▶ _Task brief_:
Below, find each line holding "this" and state how many there are, using the number alone.
/---
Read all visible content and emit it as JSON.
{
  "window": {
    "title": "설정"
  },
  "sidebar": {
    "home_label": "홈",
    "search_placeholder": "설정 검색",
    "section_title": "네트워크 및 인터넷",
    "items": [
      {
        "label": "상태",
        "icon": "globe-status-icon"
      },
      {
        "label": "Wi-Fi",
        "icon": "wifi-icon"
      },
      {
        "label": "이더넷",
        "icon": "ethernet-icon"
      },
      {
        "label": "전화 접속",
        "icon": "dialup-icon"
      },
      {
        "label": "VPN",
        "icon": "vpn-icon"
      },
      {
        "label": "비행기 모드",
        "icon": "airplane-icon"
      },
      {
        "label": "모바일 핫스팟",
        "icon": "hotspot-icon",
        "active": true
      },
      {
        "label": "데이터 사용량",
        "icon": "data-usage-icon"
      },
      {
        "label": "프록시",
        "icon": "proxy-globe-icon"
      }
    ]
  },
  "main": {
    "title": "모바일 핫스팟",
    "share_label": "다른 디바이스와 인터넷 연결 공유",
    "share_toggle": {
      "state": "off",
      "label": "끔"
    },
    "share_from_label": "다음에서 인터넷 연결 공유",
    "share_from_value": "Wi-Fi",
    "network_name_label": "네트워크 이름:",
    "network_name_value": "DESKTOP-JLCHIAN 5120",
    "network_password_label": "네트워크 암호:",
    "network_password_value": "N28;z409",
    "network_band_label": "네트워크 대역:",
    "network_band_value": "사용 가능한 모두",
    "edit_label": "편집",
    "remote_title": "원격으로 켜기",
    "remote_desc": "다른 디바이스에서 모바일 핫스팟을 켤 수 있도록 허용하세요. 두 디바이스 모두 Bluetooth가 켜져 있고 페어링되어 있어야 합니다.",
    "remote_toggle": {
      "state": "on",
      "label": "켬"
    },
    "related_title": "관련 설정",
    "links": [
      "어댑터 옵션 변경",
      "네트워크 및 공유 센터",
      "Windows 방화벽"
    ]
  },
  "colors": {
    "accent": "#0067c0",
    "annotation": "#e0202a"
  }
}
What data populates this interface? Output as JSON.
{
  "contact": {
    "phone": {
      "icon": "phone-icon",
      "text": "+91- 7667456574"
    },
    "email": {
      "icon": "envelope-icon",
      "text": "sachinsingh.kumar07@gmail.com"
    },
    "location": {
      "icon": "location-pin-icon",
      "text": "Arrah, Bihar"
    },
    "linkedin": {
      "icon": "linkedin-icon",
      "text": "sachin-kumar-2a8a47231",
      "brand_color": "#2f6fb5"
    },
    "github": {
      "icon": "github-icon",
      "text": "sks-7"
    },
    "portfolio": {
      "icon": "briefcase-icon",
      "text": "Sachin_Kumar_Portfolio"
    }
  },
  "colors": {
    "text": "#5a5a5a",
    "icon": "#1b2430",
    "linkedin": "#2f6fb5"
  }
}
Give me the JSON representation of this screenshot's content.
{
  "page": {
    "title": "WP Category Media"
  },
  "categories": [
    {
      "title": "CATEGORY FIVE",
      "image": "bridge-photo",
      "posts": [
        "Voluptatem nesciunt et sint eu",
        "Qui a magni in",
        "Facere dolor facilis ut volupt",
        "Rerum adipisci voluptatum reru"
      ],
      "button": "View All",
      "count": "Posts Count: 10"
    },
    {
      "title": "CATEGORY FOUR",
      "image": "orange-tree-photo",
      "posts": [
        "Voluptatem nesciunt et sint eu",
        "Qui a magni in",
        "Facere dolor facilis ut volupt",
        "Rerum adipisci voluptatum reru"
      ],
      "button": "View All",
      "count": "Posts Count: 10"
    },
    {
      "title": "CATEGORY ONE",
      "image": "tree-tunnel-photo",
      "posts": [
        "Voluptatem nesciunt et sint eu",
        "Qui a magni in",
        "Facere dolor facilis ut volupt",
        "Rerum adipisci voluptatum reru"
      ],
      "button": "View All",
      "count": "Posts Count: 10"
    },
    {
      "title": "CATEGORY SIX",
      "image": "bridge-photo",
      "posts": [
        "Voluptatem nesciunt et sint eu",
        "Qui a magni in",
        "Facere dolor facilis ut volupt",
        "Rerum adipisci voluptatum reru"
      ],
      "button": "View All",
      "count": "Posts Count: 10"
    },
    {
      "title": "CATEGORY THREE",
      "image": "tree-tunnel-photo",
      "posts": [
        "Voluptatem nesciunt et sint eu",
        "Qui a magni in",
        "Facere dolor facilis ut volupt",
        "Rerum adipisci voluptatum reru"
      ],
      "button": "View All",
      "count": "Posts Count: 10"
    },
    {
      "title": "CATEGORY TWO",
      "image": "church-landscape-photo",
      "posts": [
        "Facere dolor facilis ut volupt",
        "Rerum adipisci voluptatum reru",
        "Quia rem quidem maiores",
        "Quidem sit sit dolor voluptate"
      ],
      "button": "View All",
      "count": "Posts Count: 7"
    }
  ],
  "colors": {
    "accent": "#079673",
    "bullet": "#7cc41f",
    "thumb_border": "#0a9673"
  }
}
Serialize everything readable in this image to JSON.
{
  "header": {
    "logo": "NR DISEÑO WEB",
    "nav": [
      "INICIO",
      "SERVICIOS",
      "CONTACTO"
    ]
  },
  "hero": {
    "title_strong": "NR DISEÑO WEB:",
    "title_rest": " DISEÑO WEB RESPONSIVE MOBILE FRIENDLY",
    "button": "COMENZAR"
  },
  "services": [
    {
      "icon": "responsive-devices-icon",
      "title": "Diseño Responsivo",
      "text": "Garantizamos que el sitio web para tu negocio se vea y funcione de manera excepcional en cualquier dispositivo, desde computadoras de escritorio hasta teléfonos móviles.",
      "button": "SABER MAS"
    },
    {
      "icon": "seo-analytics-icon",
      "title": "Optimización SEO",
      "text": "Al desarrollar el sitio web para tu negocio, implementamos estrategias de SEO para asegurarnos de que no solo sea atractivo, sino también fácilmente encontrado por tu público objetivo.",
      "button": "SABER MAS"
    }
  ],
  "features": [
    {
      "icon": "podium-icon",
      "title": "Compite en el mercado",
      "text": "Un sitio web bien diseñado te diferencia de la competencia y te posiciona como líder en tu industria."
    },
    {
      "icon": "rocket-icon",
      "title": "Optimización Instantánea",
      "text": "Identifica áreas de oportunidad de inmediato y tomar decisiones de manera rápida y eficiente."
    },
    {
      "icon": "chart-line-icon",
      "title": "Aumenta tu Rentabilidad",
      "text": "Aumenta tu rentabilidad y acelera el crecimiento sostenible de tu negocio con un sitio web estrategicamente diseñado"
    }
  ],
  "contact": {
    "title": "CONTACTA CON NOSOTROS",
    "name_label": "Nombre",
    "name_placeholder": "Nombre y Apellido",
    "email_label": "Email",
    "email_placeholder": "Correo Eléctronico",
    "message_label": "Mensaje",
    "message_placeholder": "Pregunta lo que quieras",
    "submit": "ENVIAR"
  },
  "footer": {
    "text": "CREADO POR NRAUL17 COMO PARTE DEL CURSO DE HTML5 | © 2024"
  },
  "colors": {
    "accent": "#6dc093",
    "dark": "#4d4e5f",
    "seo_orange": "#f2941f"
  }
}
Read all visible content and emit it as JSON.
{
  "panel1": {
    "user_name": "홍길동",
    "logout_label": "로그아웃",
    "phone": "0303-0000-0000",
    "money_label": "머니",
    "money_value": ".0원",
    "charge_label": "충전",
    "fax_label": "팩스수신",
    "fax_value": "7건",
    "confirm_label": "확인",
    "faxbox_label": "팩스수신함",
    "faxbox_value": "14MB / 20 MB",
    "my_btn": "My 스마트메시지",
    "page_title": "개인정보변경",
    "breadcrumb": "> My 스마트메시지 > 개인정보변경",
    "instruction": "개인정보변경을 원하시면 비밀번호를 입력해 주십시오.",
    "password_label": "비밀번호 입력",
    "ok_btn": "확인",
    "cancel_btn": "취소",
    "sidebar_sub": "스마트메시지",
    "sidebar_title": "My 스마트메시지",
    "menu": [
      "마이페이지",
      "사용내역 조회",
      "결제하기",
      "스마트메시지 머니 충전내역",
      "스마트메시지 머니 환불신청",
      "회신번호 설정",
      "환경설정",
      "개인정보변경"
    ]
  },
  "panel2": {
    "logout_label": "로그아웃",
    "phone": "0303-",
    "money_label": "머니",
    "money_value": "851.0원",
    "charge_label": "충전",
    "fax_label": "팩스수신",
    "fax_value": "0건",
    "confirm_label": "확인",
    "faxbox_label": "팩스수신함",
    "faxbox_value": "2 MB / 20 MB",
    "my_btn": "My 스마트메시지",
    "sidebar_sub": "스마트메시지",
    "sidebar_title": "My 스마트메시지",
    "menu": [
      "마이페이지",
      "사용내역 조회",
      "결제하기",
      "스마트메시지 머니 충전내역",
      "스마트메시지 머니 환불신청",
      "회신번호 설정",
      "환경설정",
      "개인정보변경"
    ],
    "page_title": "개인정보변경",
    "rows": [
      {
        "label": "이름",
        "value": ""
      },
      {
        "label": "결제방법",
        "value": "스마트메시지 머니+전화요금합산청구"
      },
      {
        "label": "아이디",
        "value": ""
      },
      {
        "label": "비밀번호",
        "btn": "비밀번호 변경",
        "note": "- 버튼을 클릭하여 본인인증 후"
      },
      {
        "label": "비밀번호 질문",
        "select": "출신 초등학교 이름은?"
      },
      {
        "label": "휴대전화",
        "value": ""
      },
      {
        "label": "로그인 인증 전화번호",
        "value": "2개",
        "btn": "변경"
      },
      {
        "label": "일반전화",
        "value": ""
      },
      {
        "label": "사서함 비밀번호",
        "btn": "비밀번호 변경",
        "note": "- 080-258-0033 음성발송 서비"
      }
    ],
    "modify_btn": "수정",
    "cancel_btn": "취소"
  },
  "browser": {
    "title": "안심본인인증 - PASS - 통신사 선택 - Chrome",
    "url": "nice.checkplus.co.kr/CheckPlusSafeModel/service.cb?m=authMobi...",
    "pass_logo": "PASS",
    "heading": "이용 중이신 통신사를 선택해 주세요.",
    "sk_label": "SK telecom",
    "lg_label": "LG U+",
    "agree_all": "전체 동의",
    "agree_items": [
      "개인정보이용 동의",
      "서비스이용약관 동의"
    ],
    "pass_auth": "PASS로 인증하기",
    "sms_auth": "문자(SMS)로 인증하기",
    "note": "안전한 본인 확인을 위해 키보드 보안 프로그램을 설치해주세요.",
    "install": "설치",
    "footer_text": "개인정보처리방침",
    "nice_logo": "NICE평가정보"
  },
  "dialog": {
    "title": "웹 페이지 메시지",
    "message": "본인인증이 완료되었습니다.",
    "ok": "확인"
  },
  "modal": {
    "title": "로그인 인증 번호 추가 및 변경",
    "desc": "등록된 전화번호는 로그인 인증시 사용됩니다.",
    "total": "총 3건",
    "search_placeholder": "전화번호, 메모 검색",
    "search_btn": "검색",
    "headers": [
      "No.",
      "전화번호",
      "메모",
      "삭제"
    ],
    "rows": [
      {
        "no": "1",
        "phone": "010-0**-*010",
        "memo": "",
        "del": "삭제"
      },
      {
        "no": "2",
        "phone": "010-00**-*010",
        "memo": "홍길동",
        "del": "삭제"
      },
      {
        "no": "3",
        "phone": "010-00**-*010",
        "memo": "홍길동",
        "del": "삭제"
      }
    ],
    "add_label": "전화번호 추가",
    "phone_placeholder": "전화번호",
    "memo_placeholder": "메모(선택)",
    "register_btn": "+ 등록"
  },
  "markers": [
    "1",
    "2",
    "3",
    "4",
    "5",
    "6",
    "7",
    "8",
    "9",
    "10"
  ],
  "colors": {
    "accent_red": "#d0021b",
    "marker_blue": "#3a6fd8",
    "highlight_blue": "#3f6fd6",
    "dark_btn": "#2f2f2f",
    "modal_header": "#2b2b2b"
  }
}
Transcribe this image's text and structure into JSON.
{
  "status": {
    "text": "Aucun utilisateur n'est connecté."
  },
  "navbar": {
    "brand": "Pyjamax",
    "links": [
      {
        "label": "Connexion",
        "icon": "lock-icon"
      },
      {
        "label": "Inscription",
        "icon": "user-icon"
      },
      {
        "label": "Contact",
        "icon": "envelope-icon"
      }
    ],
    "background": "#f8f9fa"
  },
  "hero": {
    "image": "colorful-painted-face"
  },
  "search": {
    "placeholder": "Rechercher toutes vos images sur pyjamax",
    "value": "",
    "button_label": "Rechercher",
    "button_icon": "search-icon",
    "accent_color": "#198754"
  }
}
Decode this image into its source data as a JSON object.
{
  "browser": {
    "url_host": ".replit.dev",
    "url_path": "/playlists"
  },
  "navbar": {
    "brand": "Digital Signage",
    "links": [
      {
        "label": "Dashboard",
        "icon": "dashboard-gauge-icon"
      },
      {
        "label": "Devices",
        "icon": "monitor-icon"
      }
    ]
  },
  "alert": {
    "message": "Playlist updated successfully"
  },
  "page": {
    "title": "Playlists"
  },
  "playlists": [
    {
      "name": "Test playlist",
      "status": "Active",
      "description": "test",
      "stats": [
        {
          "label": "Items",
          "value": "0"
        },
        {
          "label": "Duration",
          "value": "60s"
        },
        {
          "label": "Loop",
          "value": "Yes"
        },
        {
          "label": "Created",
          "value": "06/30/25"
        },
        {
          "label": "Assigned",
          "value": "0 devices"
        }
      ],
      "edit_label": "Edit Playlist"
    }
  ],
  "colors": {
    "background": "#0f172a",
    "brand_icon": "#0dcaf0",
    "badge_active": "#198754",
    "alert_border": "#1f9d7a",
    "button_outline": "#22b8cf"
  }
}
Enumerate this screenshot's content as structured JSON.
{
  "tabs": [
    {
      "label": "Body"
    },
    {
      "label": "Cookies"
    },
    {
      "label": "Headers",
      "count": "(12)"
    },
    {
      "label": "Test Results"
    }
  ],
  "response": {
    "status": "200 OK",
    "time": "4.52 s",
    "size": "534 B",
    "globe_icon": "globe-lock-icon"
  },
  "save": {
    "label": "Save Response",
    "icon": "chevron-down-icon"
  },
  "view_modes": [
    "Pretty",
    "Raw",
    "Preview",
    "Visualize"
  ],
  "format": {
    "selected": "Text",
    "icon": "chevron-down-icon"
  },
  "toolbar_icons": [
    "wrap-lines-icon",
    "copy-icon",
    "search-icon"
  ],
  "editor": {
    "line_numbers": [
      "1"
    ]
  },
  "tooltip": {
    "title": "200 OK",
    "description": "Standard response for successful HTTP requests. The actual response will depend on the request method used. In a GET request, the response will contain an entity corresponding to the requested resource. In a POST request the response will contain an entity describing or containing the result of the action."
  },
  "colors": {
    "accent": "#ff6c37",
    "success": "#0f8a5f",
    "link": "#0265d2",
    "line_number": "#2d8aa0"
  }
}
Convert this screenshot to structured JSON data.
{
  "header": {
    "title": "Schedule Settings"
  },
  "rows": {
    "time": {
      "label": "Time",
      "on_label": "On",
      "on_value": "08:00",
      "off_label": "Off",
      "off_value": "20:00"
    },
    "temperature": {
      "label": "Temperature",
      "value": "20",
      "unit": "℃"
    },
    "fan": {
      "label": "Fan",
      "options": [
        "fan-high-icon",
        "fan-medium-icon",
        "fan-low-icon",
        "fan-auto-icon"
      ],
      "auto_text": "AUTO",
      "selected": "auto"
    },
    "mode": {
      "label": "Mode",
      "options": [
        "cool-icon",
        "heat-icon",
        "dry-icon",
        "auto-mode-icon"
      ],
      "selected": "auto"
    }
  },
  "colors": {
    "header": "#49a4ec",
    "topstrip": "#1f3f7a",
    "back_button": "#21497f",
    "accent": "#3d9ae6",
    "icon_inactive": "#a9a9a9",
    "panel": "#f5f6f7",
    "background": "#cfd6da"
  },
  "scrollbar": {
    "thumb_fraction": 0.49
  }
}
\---
▶ _Task response_:
7